> Your goal
Below are the records; count the lines in which "Above" occurs and report only that number.

> Source data
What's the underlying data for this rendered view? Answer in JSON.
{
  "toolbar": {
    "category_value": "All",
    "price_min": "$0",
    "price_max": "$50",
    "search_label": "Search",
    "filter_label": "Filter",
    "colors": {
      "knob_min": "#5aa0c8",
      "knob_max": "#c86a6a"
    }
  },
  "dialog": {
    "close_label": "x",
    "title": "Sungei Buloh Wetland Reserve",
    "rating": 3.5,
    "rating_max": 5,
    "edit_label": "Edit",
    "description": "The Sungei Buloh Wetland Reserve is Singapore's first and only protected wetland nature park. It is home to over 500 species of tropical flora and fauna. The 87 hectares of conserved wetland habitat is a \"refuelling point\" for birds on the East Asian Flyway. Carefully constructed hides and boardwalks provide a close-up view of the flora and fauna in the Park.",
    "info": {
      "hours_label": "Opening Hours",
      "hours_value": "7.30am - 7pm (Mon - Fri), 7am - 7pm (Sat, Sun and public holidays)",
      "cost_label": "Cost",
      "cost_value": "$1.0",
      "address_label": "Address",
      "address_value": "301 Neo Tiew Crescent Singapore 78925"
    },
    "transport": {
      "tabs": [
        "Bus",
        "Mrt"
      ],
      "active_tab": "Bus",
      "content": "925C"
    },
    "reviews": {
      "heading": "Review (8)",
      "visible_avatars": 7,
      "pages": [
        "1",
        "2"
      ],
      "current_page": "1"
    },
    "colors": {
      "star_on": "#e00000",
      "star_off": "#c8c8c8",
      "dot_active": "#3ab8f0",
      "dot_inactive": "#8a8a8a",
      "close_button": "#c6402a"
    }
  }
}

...

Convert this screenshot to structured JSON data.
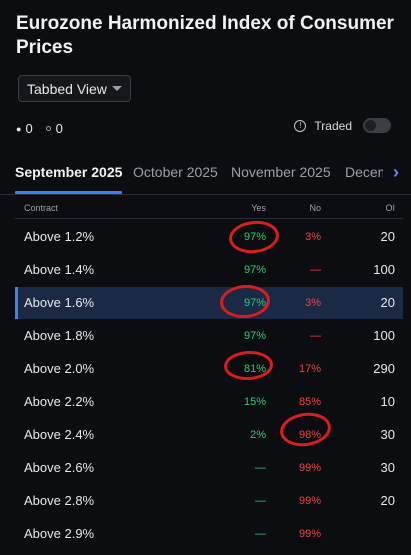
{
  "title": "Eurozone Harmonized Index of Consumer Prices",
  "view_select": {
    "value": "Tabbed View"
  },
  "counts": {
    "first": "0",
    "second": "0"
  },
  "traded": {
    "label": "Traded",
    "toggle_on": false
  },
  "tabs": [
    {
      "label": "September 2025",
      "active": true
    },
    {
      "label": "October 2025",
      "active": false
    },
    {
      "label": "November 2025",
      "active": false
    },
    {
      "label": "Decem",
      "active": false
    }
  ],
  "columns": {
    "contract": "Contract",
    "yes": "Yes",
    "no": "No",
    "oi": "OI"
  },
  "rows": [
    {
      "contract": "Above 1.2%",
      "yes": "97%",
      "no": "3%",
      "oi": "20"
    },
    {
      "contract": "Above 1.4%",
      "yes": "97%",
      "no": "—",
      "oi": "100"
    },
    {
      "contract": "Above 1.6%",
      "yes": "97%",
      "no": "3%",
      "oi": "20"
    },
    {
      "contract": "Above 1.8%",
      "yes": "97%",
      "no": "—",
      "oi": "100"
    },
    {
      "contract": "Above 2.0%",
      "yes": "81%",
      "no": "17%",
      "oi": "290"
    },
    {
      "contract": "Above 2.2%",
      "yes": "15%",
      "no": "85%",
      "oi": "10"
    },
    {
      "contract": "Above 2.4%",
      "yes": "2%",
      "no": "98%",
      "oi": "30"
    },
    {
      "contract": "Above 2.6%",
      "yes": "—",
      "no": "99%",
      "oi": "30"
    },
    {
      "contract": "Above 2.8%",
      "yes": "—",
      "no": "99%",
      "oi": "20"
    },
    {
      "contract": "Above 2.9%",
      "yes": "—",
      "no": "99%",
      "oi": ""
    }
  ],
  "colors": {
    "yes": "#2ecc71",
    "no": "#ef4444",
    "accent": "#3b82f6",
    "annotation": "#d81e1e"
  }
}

> Completed exercise
10